This seemed contradictory at the time. If they could Iron Man the power of the cosmos through their X-ray hands; surely they could corral the Yang of a clove of garlic?

Lately, the internet has had no such qualms. The opposite, actually: “Too much garlic is barely enough.”

TikTok loves it, with 40-clove garlic breads and 60-clove soup pitched at the niche audience that rides that delicious line between garlic lover and pimple-popper extraction porn. As cookbook author and influencer Jake Cohen puts it: “Squeezing roasted garlic is my kink.” “It’ll never be enough,” another video declares, using enough finely chopped garlic to power a Bezos-rocket shaped baguette well beyond the Kármán line.

There are people snacking on whole cloves with sriracha, or preserved in honey, all with millions of views. Some have even taken to sticking garlic up their noses against all reasonable medical advice.

But as any boomer will tell you, monster garlic recipes aren’t new. Doyennes of the kitchen that need no surname have been upping the ante on this forever – like allium superpowers pushing us ever closer to the midnight snack Doomsday Clock.

Nigella’s 40-clove chook has them “encased in their skins, growing sweet and caramelly as they cook like savoury bonbons in their sticky wrappers”; not to be outdone, Martha’s has 60 cloves.

Personally I love the garlic garnished with chicken recipes, but it can become a social issue if your fondness for fragrant allium outdoes your posse’s olfactory limits.

But in the spirit of mutual disarmament, I offer my version of ajo blanco as an alternative. Sometimes called “white gazpacho”, it is traditionally made with garlic (just two cloves), bread, almonds, olive oil and a splash of sherry vinegar.

Using new season’s Australian garlic, you will find it subtly perfumed, slightly acid, slightly moreish and very soothing. Commonly garnished with green grapes – skin on if you’re an animal – I suggest small chunks of golden kiwi are superior.

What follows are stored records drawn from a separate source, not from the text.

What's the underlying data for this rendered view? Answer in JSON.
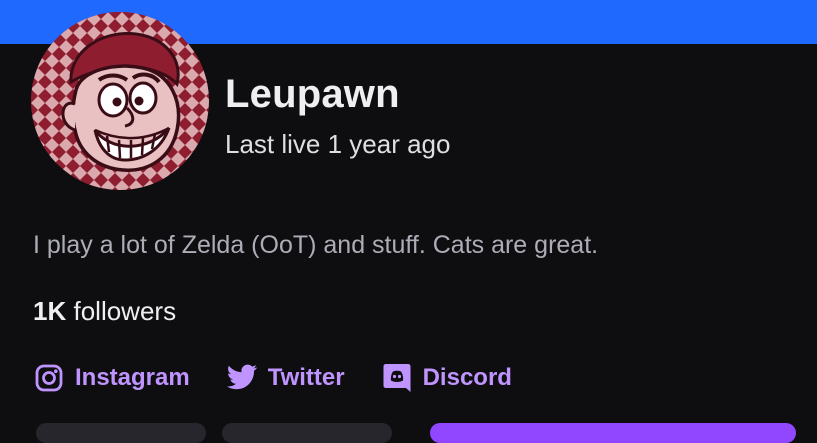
{
  "colors": {
    "banner": "#1f69ff",
    "background": "#0e0e10",
    "link": "#bf94ff",
    "avatar_bg": "#8f1d30",
    "primary_button": "#9147ff"
  },
  "channel": {
    "name": "Leupawn",
    "last_live": "Last live 1 year ago",
    "bio": "I play a lot of Zelda (OoT) and stuff. Cats are great.",
    "followers_count": "1K",
    "followers_label": "followers"
  },
  "socials": [
    {
      "label": "Instagram",
      "icon": "instagram-icon"
    },
    {
      "label": "Twitter",
      "icon": "twitter-icon"
    },
    {
      "label": "Discord",
      "icon": "discord-icon"
    }
  ]
}
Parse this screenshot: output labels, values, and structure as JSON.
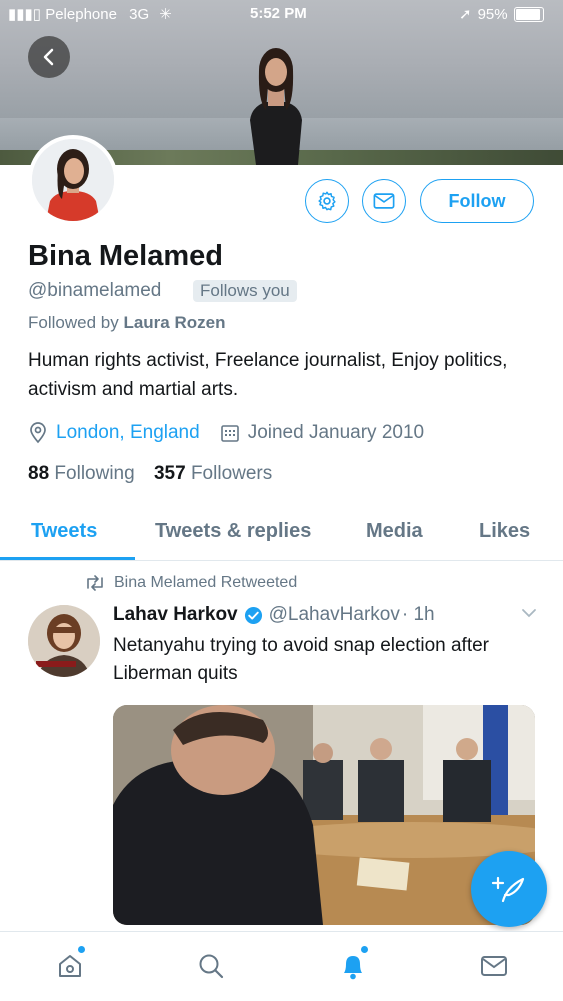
{
  "status_bar": {
    "carrier": "Pelephone",
    "network": "3G",
    "time": "5:52 PM",
    "battery": "95%"
  },
  "profile": {
    "name": "Bina Melamed",
    "handle": "@binamelamed",
    "follows_you": "Follows you",
    "followed_by_prefix": "Followed by",
    "followed_by_name": "Laura Rozen",
    "bio": "Human rights activist, Freelance journalist, Enjoy politics, activism and martial arts.",
    "location": "London, England",
    "joined": "Joined January 2010",
    "following_count": "88",
    "following_label": "Following",
    "followers_count": "357",
    "followers_label": "Followers"
  },
  "buttons": {
    "follow": "Follow"
  },
  "tabs": [
    {
      "label": "Tweets",
      "active": true
    },
    {
      "label": "Tweets & replies"
    },
    {
      "label": "Media"
    },
    {
      "label": "Likes"
    }
  ],
  "tweet": {
    "retweet_label": "Bina Melamed Retweeted",
    "author_name": "Lahav Harkov",
    "author_handle": "@LahavHarkov",
    "time": "· 1h",
    "text": "Netanyahu trying to avoid snap election after Liberman quits",
    "verified": true
  },
  "icons": {
    "back": "back-arrow-icon",
    "settings": "gear-icon",
    "message": "envelope-icon",
    "location": "location-pin-icon",
    "calendar": "calendar-icon",
    "retweet": "retweet-icon",
    "verified": "verified-badge-icon",
    "caret": "chevron-down-icon",
    "compose": "compose-tweet-icon",
    "home": "home-icon",
    "search": "search-icon",
    "notifications": "bell-icon",
    "messages": "envelope-icon"
  },
  "colors": {
    "accent": "#1da1f2",
    "text": "#14171a",
    "muted": "#657786"
  }
}
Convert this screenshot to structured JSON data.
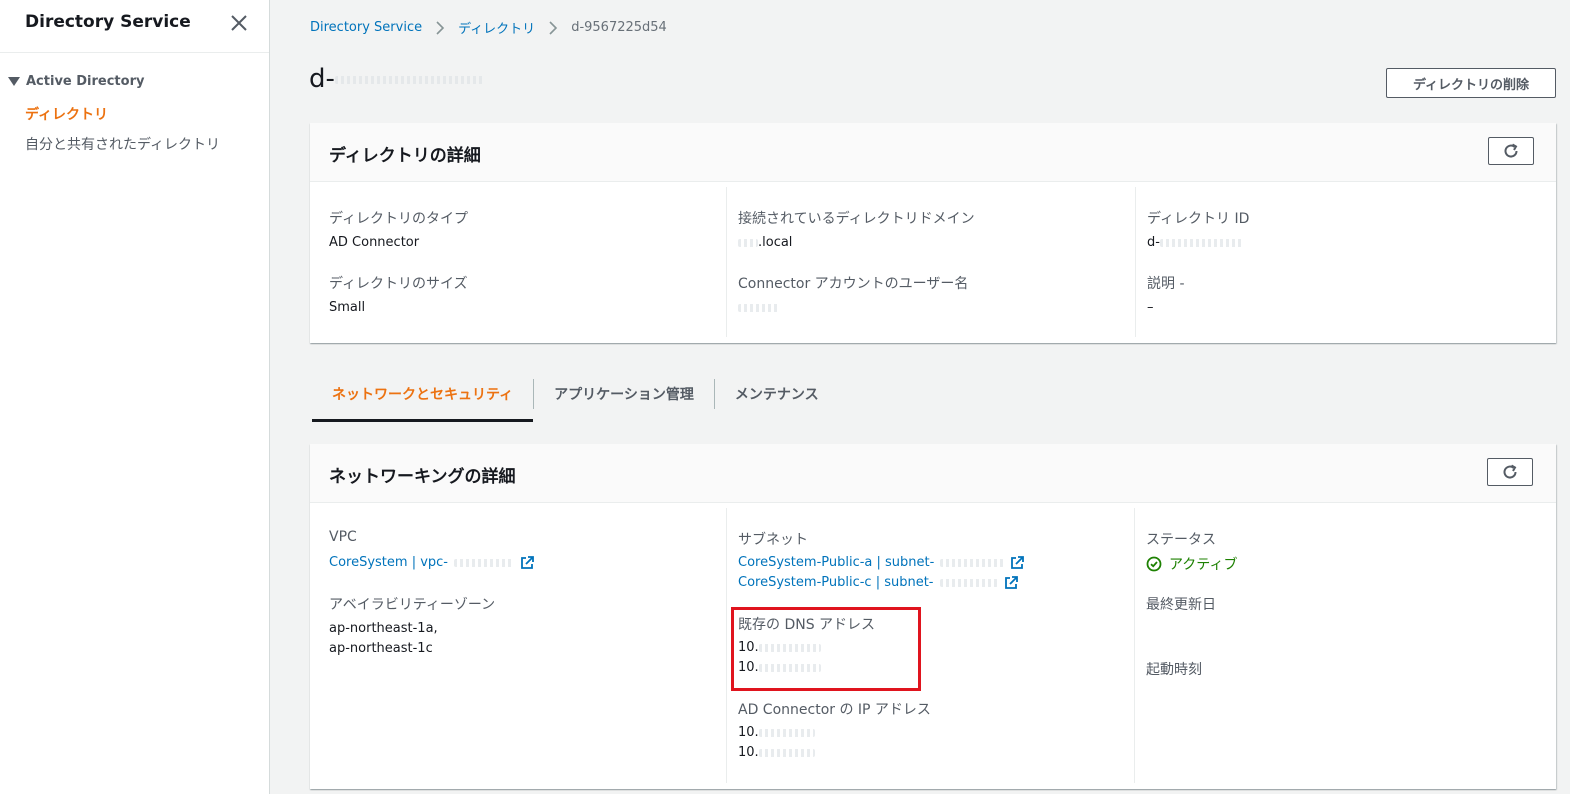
{
  "sidebar": {
    "title": "Directory Service",
    "section": "Active Directory",
    "items": [
      {
        "label": "ディレクトリ",
        "active": true
      },
      {
        "label": "自分と共有されたディレクトリ",
        "active": false
      }
    ]
  },
  "breadcrumb": {
    "items": [
      "Directory Service",
      "ディレクトリ"
    ],
    "current": "d-9567225d54"
  },
  "page": {
    "title_prefix": "d-",
    "delete_button": "ディレクトリの削除"
  },
  "details": {
    "title": "ディレクトリの詳細",
    "directory_type_label": "ディレクトリのタイプ",
    "directory_type": "AD Connector",
    "directory_size_label": "ディレクトリのサイズ",
    "directory_size": "Small",
    "connected_domain_label": "接続されているディレクトリドメイン",
    "connected_domain": ".local",
    "connector_account_label": "Connector アカウントのユーザー名",
    "directory_id_label": "ディレクトリ ID",
    "directory_id_prefix": "d-",
    "description_label": "説明 -",
    "description": "–"
  },
  "tabs": [
    {
      "label": "ネットワークとセキュリティ",
      "active": true
    },
    {
      "label": "アプリケーション管理",
      "active": false
    },
    {
      "label": "メンテナンス",
      "active": false
    }
  ],
  "networking": {
    "title": "ネットワーキングの詳細",
    "vpc_label": "VPC",
    "vpc_value": "CoreSystem | vpc-",
    "az_label": "アベイラビリティーゾーン",
    "az_values": [
      "ap-northeast-1a,",
      "ap-northeast-1c"
    ],
    "subnet_label": "サブネット",
    "subnets": [
      "CoreSystem-Public-a | subnet-",
      "CoreSystem-Public-c | subnet-"
    ],
    "dns_label": "既存の DNS アドレス",
    "dns_values": [
      "10.",
      "10."
    ],
    "ip_label": "AD Connector の IP アドレス",
    "ip_values": [
      "10.",
      "10."
    ],
    "status_label": "ステータス",
    "status_value": "アクティブ",
    "last_updated_label": "最終更新日",
    "launch_time_label": "起動時刻"
  },
  "colors": {
    "accent": "#ec7211",
    "link": "#0073bb",
    "success": "#1d8102",
    "highlight": "#e0141e"
  },
  "icons": [
    "close-icon",
    "caret-down-icon",
    "chevron-right-icon",
    "refresh-icon",
    "external-link-icon",
    "status-success-icon"
  ]
}
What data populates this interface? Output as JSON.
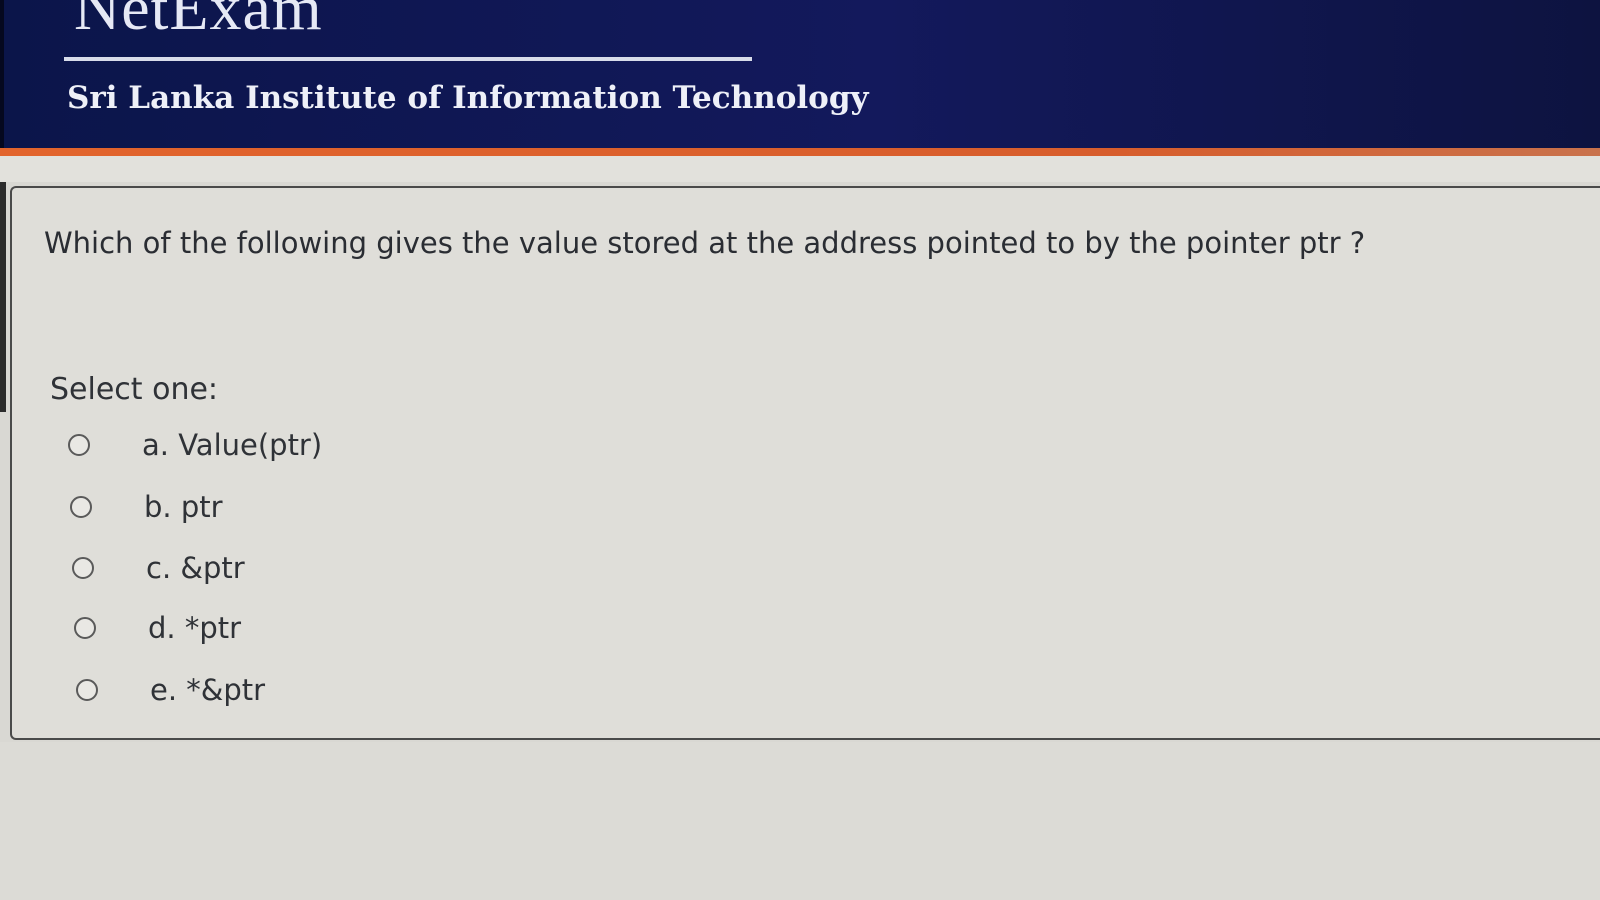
{
  "header": {
    "brand": "NetExam",
    "institute": "Sri Lanka Institute of Information Technology"
  },
  "question": {
    "text": "Which of the following gives the value stored at the address pointed to by the pointer ptr ?",
    "select_label": "Select one:",
    "options": [
      {
        "label": "a. Value(ptr)",
        "selected": false
      },
      {
        "label": "b. ptr",
        "selected": false
      },
      {
        "label": "c. &ptr",
        "selected": false
      },
      {
        "label": "d. *ptr",
        "selected": false
      },
      {
        "label": "e. *&ptr",
        "selected": false
      }
    ]
  },
  "colors": {
    "header_bg": "#13195c",
    "accent_orange": "#e2642c",
    "page_bg": "#d9d8d3"
  }
}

Serves 6

200g sourdough bread, crusts removed and cubed
2 cloves garlic, peeled
750ml almond milk, barista’s choice
100ml dry vermouth
2 tbsp extra virgin olive oil
1 tsp flaked sea salt
1/2 tsp freshly ground white pepper

For this recipe I use my Thermomix. I’m not sponsored and never joined the cult. Once you have disposed all of the clutter you will find a very superior blender.

Of course any blender or kitchen processor will do, but an upright, bar blender style works best for liquids. If you want to grind out those lockdown kilos or just to get the your fitness tracker off your case then by all means use a mortar and pestle.

To start I soak the bread in half the almond milk. This will take about five minutes which gives ample time to test the vermouth (over ice with a sliver of lemon peel) and crush the garlic with a small press or mortar and pestle.

Add the garlic to the soaking bread and blend to a fine, silky paste. Add the remainder of the ingredients and again, blend well.

At this stage you can ride with the unicorns by passing it through a very fine sieve or just refrigerate until required. If you require further agency, adjust the salt. Serve to your guests as a statement of intent.

Leave a Reply